Bandwidth refers to the amount of data transferred from a website to a user's computer. When you view a webpage, you are using that site's data transfer to display the files. Since web hosts charge based on the amount of data transferred, bandwidth is an issue. If a site is over it's monthly bandwidth, it's billed for the extra data or taken offline.
Every time the page is loaded, the outside server has to use it's bandwidth to display the image. To avoid this problem, don't link to files on servers that don't belong to you. To share images and files on your own web page, upload them to your own server or to one of the many free website providers. However, you should always ask the webmasters permission first for use of their files.
The biggest reason newbie webmasters hotlinking is because they don't understand that hotlinking is a serious problem. They don't realize that they are stealing someone else's bandwidth, or space. Because newbies are beginners at making websites, they don't know all the rules (the difference between standard linking and what is deep linking).
Because some web host allow hotlinking, the newbie begin to think that hotlinking is okay and accepted, and don't consider if they are hurting anyone.

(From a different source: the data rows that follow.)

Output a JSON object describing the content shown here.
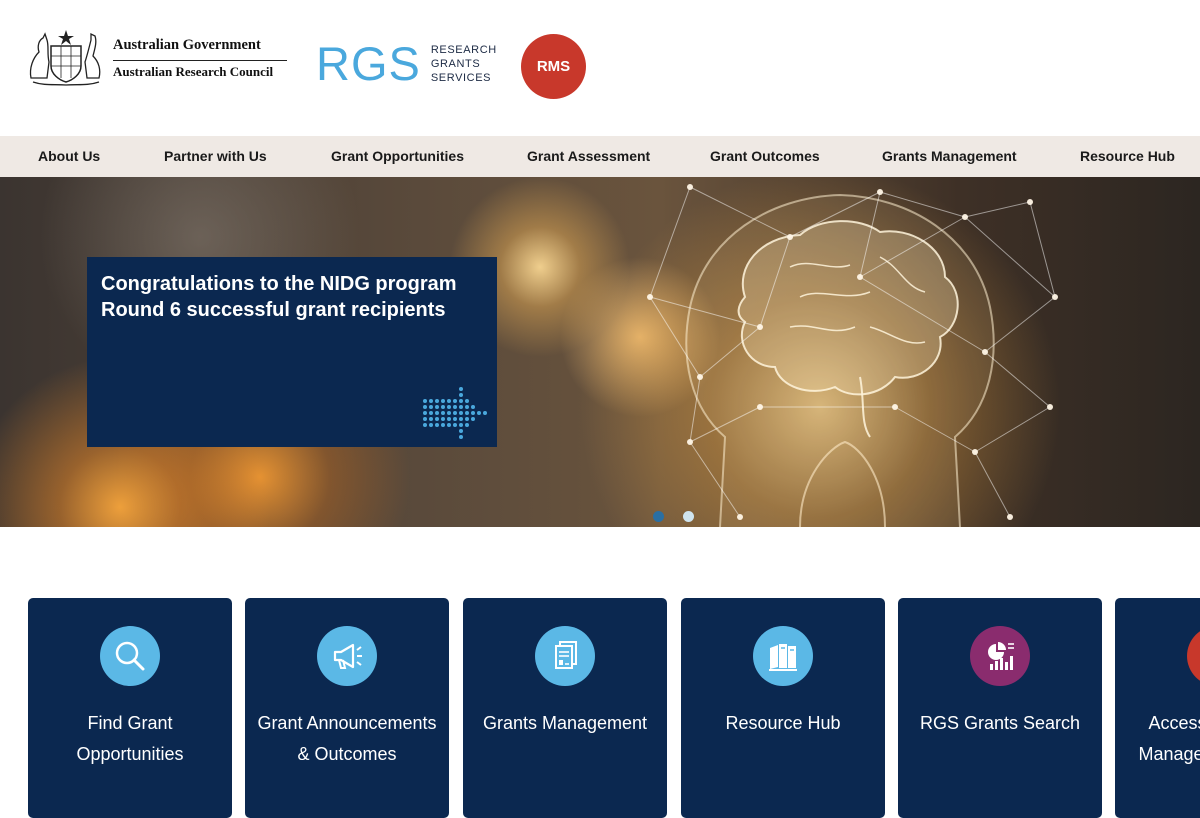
{
  "header": {
    "gov_line1": "Australian Government",
    "gov_line2": "Australian Research Council",
    "rgs_mark": "RGS",
    "rgs_text_1": "RESEARCH",
    "rgs_text_2": "GRANTS",
    "rgs_text_3": "SERVICES",
    "rms_label": "RMS"
  },
  "nav": {
    "items": [
      {
        "label": "About Us"
      },
      {
        "label": "Partner with Us"
      },
      {
        "label": "Grant Opportunities"
      },
      {
        "label": "Grant Assessment"
      },
      {
        "label": "Grant Outcomes"
      },
      {
        "label": "Grants Management"
      },
      {
        "label": "Resource Hub"
      }
    ]
  },
  "hero": {
    "title": "Congratulations to the NIDG program Round 6 successful grant recipients",
    "slide_count": 2,
    "active_slide": 1
  },
  "tiles": [
    {
      "label": "Find Grant Opportunities",
      "icon": "search-icon",
      "color": "#5bb8e6"
    },
    {
      "label": "Grant Announcements & Outcomes",
      "icon": "megaphone-icon",
      "color": "#5bb8e6"
    },
    {
      "label": "Grants Management",
      "icon": "documents-icon",
      "color": "#5bb8e6"
    },
    {
      "label": "Resource Hub",
      "icon": "books-icon",
      "color": "#5bb8e6"
    },
    {
      "label": "RGS Grants Search",
      "icon": "report-chart-icon",
      "color": "#8a2c6e"
    },
    {
      "label": "Access to Grants Management Portal",
      "icon": "portal-icon",
      "color": "#c8382b"
    }
  ],
  "colors": {
    "navy": "#0b2850",
    "nav_bg": "#efe9e4",
    "rgs_blue": "#4aa8dd",
    "rms_red": "#c8382b"
  }
}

Those that do know that they are hotlinking may be in denial that they are doing something wrong.
There are several things that you can do if you suspect that someone is hotlinking you. You should regularly check your bandwidth stats. If they suddenly go up with no explanation, most likely someone is hotlinking you. If you do not have access to due to do so, ask your host to check for you. Make use of Google's image search: "image:yourdomain.com" If your images pop up in a google search with your domain on someone else's website, you know that you have your hotlinker caught red handed.
Most of the time, the site you are hotlinking, either belongs to the webmaster themselves or they are being hosted by someone else. If the website you are hotlinking a domain, the webmaster will loose bandwidth [which they are paying for]...in other words, you're making them pay extra money for stealing their bandwidth. If you are hotlinking a site hosted on a domain, well, that's an equally big problem because being hosted is PRIVELAGE, like being able to use the car for the weekend.
Most hosts automatically reset bandwidth, but some one do not so all the used bandwidth adds up. If you knowingly hotlink, just know that you will be found out, reported and possibly loose hosting for your site.
This is very easy actually. You create a .htaccess file. What you do is open up notepad, and copy and paste the below coding into notepad, and save the ending .htaccess . Now, where it says yourdomain.com - you will have to replace this with your url and also the images that you want blocked. Ftp the file to your images directory, and your images should now be safely blocked.